> [Task to complete] Gather, from the data below, each line in which the word "JSON" occurs.

====

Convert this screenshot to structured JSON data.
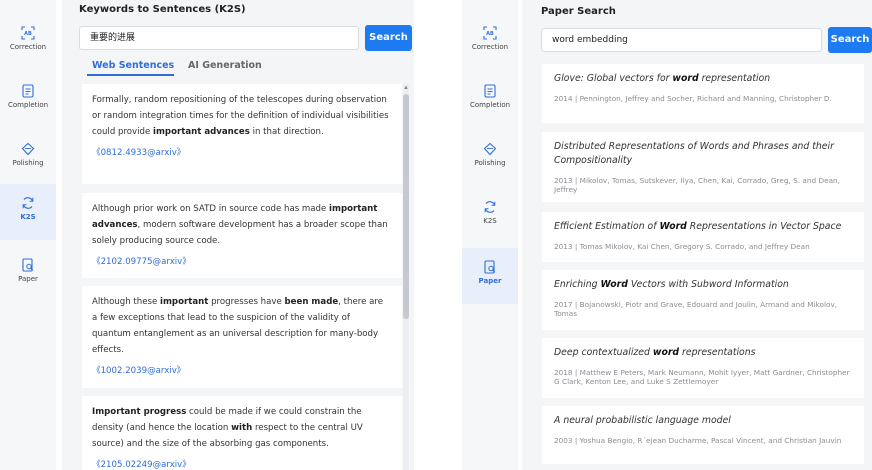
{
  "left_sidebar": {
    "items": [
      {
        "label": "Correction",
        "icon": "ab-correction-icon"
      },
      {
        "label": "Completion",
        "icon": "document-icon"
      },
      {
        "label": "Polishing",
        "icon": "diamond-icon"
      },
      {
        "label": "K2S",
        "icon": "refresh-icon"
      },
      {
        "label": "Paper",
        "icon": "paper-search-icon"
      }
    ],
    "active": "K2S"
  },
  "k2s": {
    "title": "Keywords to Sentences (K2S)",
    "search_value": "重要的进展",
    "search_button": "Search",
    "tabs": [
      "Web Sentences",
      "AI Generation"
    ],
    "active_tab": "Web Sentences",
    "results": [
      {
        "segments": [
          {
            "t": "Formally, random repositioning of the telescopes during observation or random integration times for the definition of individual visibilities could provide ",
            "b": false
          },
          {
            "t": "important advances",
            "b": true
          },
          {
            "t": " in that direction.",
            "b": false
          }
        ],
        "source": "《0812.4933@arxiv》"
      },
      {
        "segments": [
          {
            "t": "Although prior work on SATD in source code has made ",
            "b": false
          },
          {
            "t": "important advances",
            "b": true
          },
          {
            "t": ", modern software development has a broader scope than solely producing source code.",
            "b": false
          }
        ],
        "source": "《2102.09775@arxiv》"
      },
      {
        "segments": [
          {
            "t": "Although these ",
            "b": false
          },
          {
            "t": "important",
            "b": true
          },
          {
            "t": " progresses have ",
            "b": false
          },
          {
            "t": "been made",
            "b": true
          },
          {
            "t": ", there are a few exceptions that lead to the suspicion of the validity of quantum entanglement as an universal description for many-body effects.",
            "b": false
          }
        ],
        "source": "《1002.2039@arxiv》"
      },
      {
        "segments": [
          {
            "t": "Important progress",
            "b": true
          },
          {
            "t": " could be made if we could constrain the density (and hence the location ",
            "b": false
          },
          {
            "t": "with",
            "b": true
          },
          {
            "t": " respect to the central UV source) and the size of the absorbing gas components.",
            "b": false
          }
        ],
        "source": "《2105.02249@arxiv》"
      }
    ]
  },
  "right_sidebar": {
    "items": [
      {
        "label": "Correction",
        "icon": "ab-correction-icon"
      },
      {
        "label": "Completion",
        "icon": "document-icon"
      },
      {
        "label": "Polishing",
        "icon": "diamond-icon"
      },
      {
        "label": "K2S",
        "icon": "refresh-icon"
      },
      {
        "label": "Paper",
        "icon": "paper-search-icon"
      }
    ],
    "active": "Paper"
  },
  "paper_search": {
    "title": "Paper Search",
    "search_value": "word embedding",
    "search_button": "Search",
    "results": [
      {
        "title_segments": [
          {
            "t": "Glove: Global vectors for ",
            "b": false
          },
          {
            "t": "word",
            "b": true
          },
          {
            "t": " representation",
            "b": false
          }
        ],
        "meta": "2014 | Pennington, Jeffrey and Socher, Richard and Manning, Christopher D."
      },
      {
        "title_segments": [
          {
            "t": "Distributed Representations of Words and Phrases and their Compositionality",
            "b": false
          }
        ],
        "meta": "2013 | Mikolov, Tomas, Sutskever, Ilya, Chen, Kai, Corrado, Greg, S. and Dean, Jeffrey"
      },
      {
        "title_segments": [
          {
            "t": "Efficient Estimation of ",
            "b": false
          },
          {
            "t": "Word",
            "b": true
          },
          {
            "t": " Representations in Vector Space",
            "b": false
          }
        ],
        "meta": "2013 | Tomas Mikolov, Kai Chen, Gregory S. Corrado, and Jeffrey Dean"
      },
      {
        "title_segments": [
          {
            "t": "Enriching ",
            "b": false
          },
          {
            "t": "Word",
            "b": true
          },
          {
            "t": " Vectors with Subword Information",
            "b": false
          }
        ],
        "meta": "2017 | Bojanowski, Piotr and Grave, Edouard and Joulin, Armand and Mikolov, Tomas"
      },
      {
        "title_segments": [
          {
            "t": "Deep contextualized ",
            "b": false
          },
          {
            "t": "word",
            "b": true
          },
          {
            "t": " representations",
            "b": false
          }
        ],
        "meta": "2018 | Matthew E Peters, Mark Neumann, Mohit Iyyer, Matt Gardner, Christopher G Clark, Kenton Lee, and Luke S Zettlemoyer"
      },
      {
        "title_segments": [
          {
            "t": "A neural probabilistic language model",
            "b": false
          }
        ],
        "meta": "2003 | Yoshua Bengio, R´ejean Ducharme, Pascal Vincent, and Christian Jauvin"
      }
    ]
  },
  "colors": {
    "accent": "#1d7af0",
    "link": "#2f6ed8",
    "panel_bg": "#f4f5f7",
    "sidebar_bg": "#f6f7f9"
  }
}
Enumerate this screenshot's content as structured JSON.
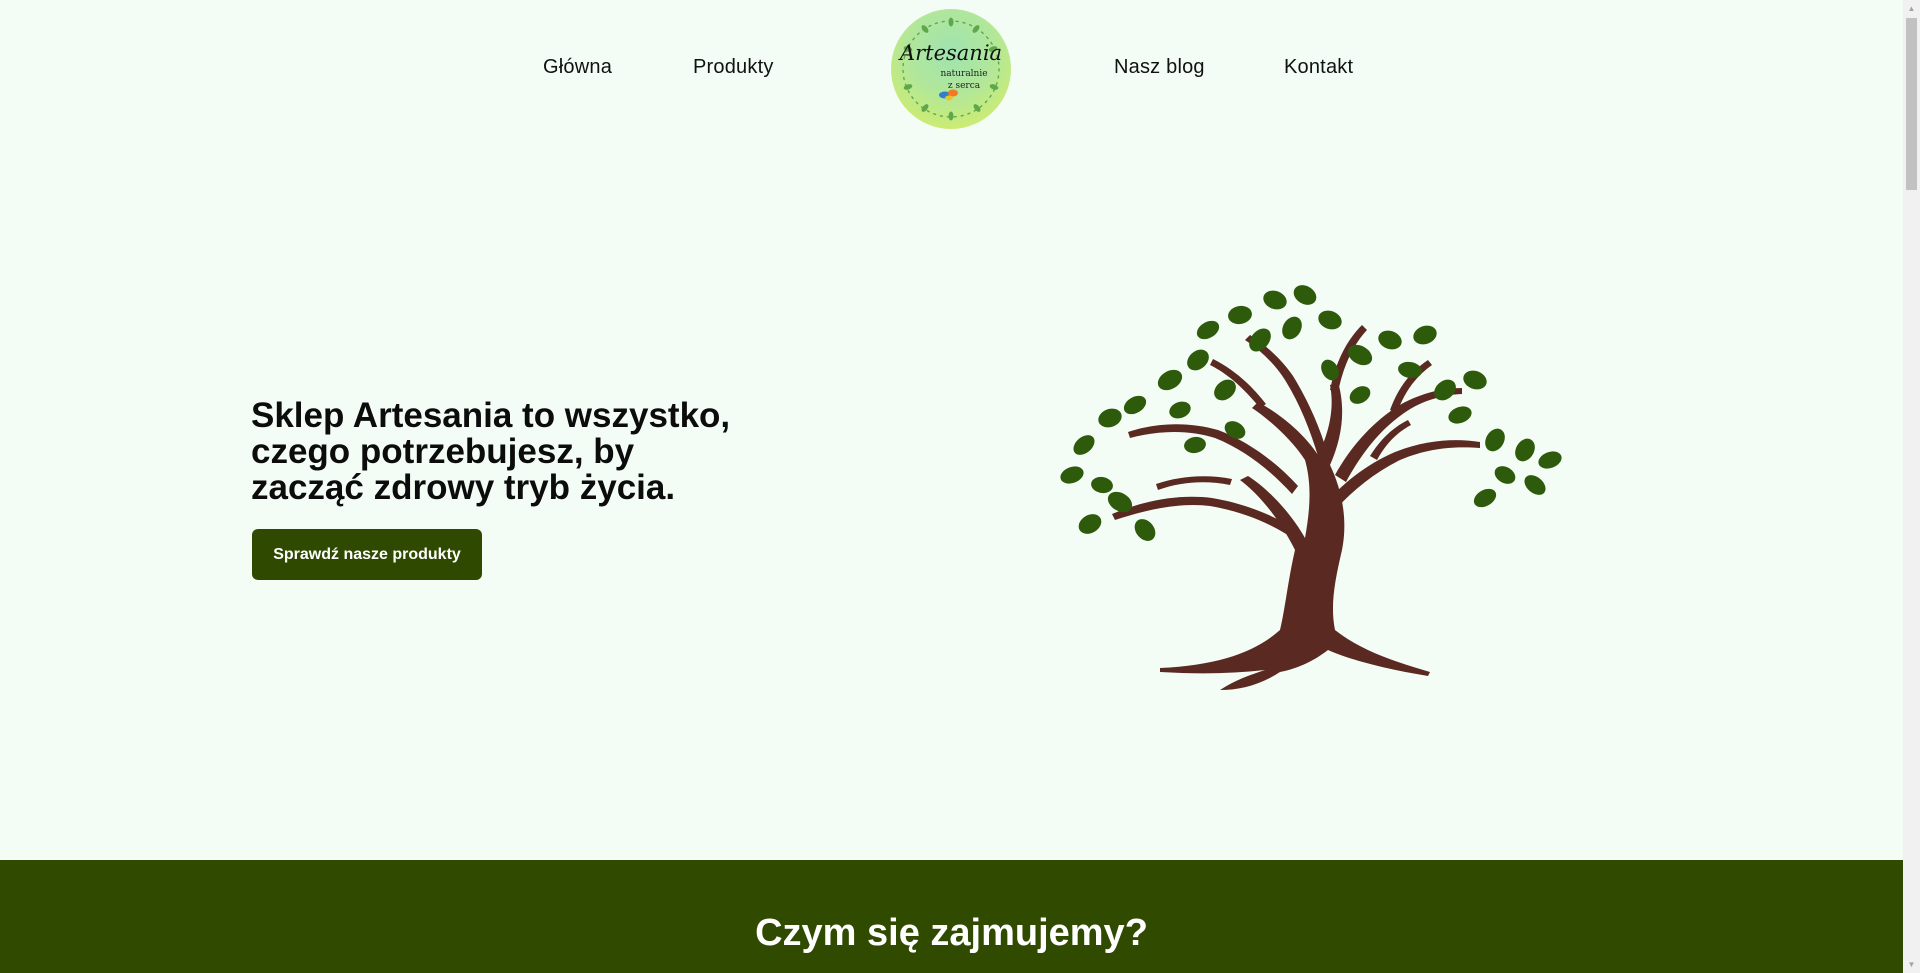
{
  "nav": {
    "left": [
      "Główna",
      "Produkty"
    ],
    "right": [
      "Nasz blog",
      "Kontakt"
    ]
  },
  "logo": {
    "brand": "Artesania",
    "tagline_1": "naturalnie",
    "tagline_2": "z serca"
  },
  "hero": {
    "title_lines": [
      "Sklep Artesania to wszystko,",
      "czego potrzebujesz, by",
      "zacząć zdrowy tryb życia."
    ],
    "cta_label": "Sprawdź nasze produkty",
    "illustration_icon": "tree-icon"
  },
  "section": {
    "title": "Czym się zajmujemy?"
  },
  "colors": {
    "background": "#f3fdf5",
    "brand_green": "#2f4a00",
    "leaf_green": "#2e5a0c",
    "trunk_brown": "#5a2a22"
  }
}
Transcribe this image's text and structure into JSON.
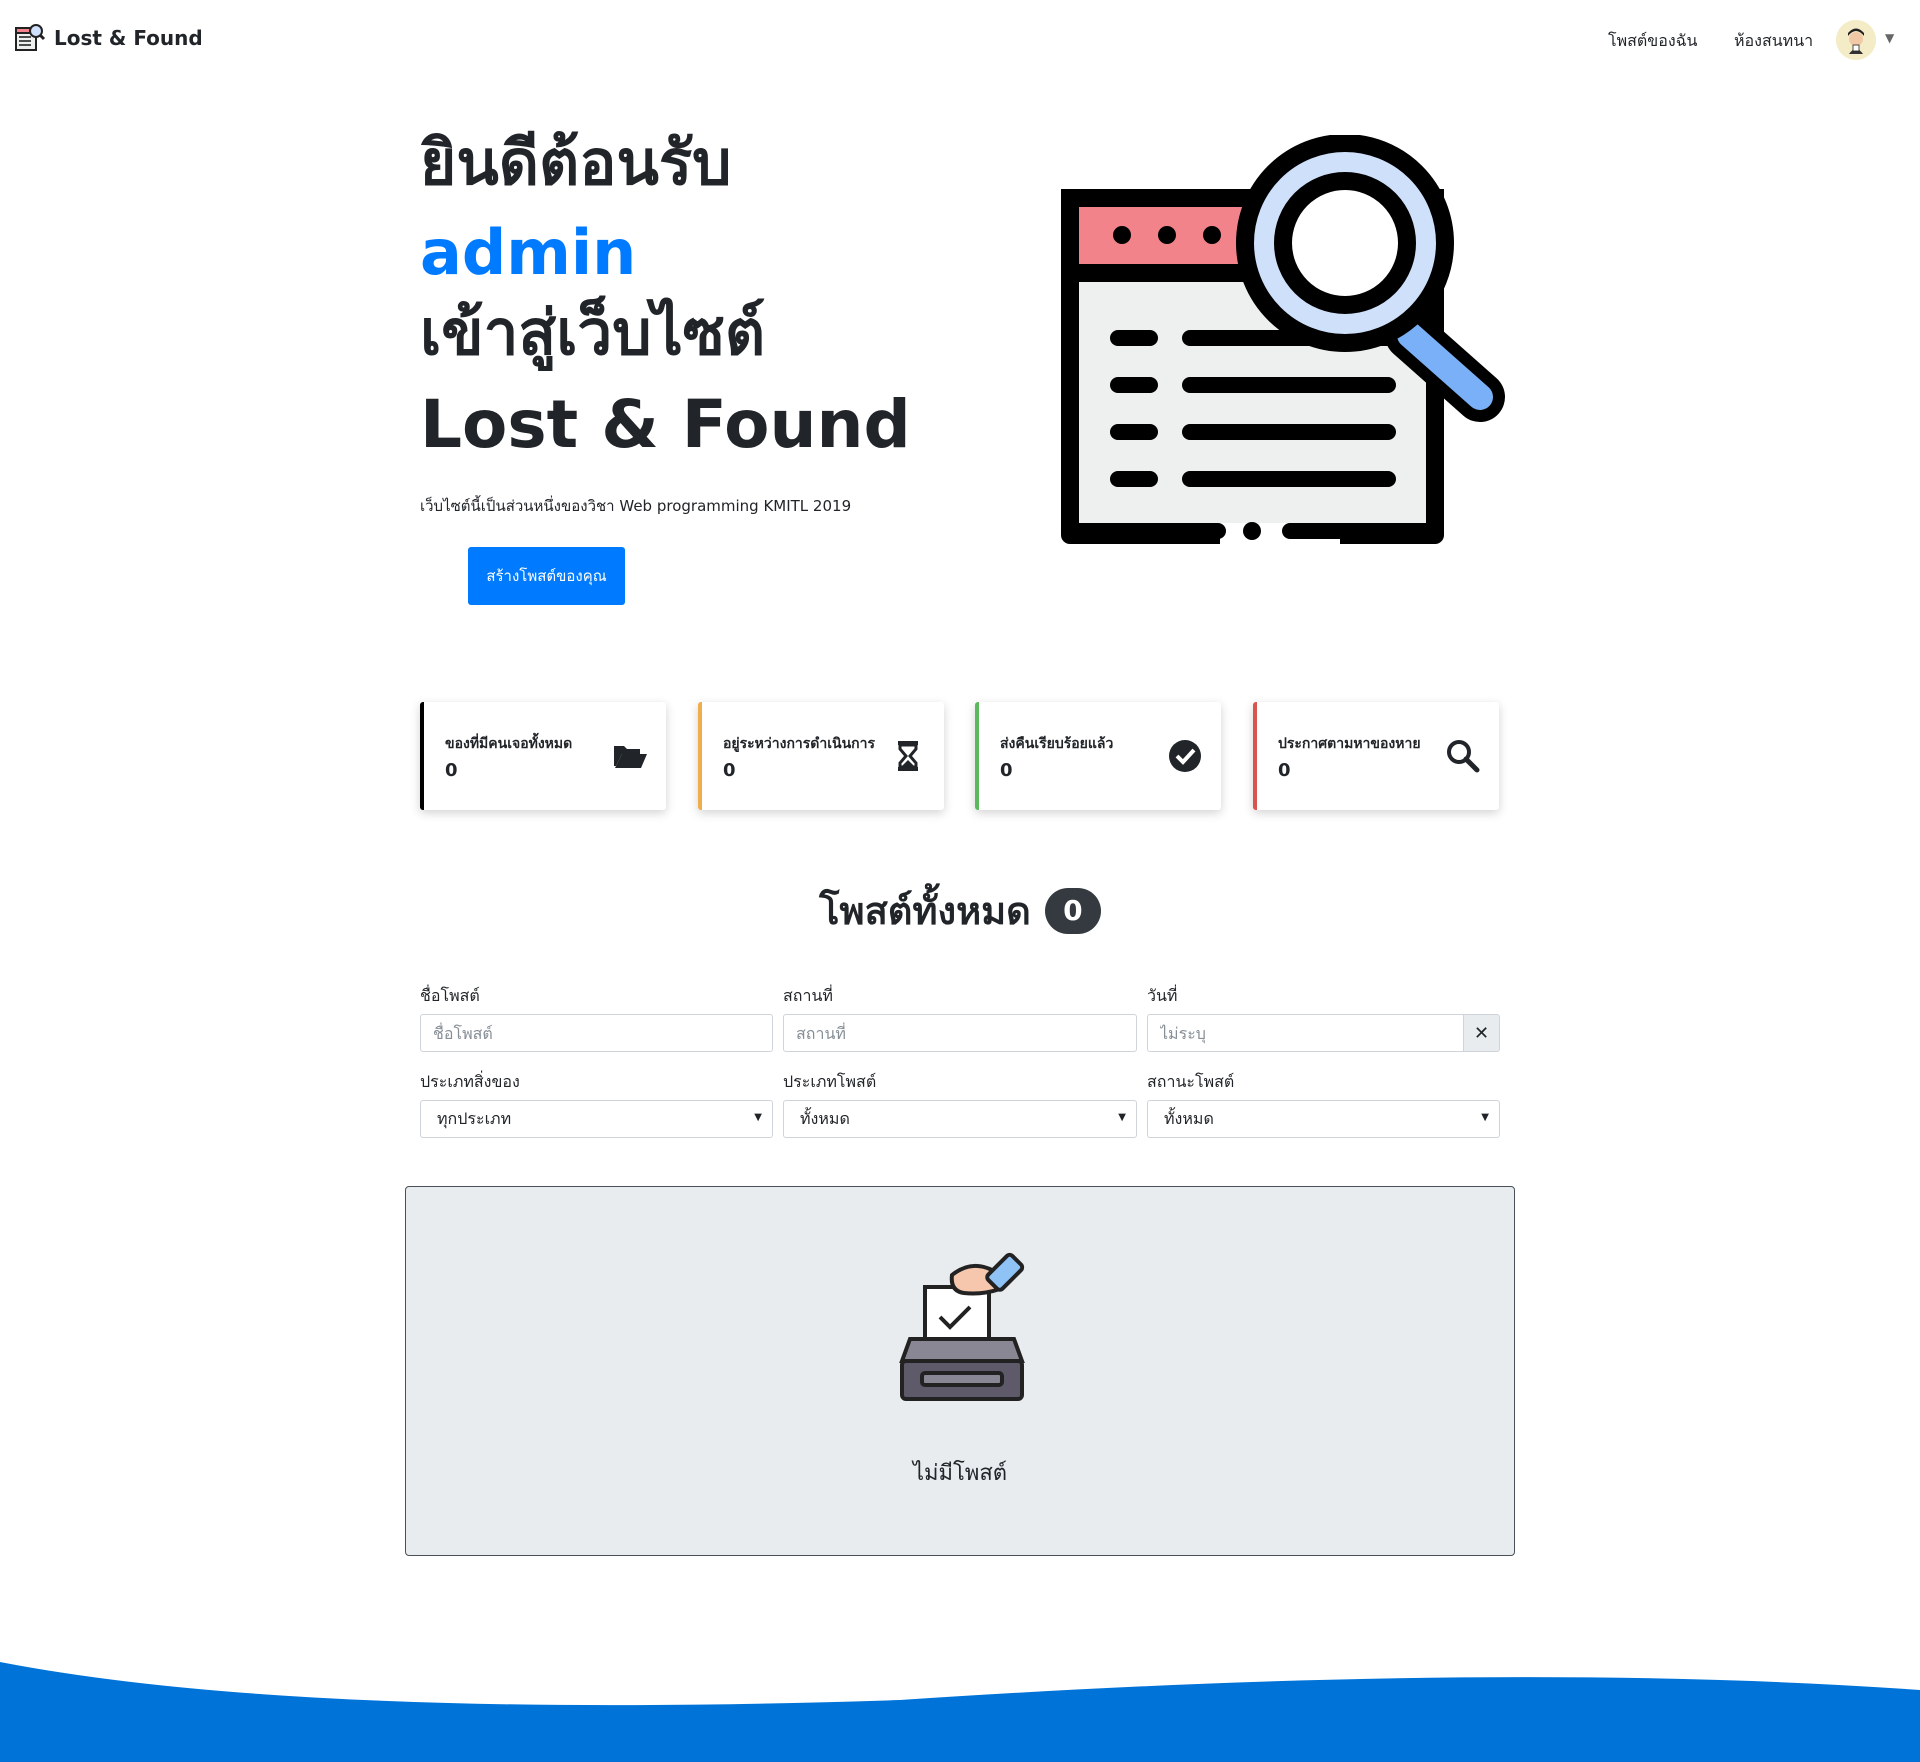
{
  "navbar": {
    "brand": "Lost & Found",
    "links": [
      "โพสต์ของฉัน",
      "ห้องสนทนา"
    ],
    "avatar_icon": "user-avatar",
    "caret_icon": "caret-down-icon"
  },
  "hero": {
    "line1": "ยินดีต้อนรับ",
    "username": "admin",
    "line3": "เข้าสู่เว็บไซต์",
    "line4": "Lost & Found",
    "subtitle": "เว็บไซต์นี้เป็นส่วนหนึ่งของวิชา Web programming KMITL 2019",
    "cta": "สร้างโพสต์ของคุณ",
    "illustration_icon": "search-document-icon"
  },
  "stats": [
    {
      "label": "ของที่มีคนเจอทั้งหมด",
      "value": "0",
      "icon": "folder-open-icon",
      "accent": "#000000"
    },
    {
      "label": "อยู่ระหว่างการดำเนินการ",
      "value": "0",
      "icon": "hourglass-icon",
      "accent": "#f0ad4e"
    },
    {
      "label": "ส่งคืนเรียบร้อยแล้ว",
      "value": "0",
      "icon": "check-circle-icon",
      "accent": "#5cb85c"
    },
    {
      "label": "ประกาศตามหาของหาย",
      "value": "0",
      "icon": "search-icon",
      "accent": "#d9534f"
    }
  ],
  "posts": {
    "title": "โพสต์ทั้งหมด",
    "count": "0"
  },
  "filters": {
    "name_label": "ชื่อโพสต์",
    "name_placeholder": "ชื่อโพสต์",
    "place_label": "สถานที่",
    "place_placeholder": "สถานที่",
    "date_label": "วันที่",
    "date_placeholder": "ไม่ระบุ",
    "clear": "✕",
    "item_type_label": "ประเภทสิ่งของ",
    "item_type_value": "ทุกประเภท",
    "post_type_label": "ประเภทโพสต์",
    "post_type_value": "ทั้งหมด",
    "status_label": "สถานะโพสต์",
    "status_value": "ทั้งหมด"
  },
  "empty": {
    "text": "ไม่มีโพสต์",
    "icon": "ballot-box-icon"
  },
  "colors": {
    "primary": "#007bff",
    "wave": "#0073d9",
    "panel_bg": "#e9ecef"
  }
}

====

> [Written answer]
Convert this screenshot to structured JSON data.
Enumerate this screenshot's content as structured JSON.
Transcribe this image's text and structure into JSON.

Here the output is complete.